This they could not do, however. As with the the smoke rising from Jimenez’s cigar, it was hard to tell in which direction this match might head. The lead exchanged hands four times in total.

Sergio Garcia celebrates his approach shot to the 18th. Picture: Getty

Sergio Garcia celebrates his approach shot to the 18th. Picture: Getty

The wind had calmed slightly when Garcia’s fine chip from a bunker secured an advantage. Things seemed to be set fair for a European win in a fourballs contest described as the anchor match of the morning clashes. It was also rather excitedly presented as the grudge match following that tongue-in-cheek comment by Phil Mickelson during a press conference on Wednesday.

When asked why it was America seemed to struggle to produce good team performances in these events, he pointed out that at least they refrain from litigating against one another – “which is a plus,” he drawled.

Of course the comment referred to McIlroy’s on-going legal row with Horizon, his former management company, in which compatriot Graeme McDowell also once held a financial stake. But the playful jibe was later laughed off by McIlory, as it should have been. The pair shook hands on the first tee yesterday in a cauldron of noise.

Strangely, things took a while to ignite. It became a cautious tale of tit for tat. But after Garcia’s successful bunker shot at the fourth caused uproar in the galleries, we had a match on our hands. The next hole was halved, after Garcia was successful with a slightly less spectacular stroke into the hole for a par 4.

There was some evidence to suggest that Mickelson’s day was going to prove a taxing one. He missed a very sinkable putt at 7 – one that would have leveled matters. It was becoming clear that the popular American – who was cheered by nearly everyone in the crowd, despite his allegiance to the “other side” – was finding it a struggle to warm up. Mickelson began the day wearing large mittens on both of his hands. He did not remove them even when putting.

But as the sun rose higher in the sky, and the early morning turned to late morning, and then, illustrating how long the match took, merged into early afternoon, the American duo of Mickelson and Bradley Keegan were required to force the issue.

Two holes up after the tenth, they had been pegged back after the 13th hole. After the 15th they were trailing. However, an eagle by Bradley at the 16th hole provided them with renewed impetus.

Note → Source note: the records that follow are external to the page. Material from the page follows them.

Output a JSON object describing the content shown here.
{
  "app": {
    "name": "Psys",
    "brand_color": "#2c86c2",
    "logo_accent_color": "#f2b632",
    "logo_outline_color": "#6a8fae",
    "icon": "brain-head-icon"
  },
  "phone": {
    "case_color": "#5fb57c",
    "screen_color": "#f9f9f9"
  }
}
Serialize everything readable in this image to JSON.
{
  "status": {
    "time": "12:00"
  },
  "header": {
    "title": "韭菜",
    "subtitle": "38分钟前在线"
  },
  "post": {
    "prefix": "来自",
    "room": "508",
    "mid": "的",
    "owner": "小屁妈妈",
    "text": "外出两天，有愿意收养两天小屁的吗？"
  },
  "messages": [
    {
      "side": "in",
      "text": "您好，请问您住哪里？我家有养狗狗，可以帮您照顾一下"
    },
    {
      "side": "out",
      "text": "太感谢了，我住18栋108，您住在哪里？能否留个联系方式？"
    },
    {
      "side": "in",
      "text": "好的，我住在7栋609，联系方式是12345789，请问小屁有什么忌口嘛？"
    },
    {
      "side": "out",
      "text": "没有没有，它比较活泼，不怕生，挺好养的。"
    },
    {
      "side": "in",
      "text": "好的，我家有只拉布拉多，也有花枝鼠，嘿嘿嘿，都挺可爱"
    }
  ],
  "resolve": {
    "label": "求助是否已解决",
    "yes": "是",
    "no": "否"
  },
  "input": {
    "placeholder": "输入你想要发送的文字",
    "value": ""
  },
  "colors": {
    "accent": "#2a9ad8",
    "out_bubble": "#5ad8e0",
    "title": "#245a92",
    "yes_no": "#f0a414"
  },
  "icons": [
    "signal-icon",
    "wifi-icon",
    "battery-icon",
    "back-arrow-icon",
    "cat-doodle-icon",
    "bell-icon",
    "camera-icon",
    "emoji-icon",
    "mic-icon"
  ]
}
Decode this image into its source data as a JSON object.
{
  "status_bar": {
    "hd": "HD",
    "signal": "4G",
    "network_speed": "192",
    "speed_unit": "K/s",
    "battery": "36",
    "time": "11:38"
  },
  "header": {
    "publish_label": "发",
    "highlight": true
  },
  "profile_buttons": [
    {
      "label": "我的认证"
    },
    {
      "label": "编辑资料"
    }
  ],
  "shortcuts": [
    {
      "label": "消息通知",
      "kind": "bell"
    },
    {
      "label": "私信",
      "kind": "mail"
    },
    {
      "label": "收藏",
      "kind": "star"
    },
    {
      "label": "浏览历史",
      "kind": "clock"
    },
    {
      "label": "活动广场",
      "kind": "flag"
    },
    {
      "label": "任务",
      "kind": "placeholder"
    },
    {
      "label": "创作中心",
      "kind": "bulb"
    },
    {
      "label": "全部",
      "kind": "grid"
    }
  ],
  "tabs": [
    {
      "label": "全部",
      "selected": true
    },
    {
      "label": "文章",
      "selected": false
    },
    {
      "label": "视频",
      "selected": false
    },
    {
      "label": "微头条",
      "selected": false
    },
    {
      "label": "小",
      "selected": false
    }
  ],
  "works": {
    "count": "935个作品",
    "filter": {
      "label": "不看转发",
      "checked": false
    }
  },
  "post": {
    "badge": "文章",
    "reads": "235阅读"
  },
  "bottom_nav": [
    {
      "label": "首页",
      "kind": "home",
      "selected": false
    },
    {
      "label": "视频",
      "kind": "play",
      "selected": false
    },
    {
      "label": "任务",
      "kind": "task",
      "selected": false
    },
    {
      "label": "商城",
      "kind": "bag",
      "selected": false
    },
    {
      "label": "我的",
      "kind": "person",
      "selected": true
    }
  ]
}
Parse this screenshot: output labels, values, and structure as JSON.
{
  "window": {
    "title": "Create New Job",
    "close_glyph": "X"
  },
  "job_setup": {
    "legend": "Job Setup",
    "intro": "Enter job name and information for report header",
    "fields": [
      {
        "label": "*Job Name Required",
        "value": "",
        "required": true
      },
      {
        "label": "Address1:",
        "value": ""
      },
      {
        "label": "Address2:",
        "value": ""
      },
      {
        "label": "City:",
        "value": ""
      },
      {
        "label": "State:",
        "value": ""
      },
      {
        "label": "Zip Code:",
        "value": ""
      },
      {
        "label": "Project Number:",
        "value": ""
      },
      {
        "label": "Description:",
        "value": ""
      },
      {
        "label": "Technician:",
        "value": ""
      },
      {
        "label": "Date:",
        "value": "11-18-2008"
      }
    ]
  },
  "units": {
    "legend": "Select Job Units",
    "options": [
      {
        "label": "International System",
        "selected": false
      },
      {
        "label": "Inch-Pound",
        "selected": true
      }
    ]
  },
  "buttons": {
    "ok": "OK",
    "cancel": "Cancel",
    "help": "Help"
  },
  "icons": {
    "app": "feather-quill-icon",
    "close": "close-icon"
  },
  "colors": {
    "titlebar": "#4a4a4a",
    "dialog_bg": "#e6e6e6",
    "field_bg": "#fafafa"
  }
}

After the 17th was halved – there was a brief delay over whether to hand Bradley a gimme putt (McIlroy decided not to, cue much laughter) – it was all to play for down the 18th, as many suspected would be the case with this high quality match-up.

Mickelson made a short birdie out at the 18th to secure victory by one hole after more than five and a half hours of golf – and even then no one in the quartet could think about returning to the clubhouse to put their feet up.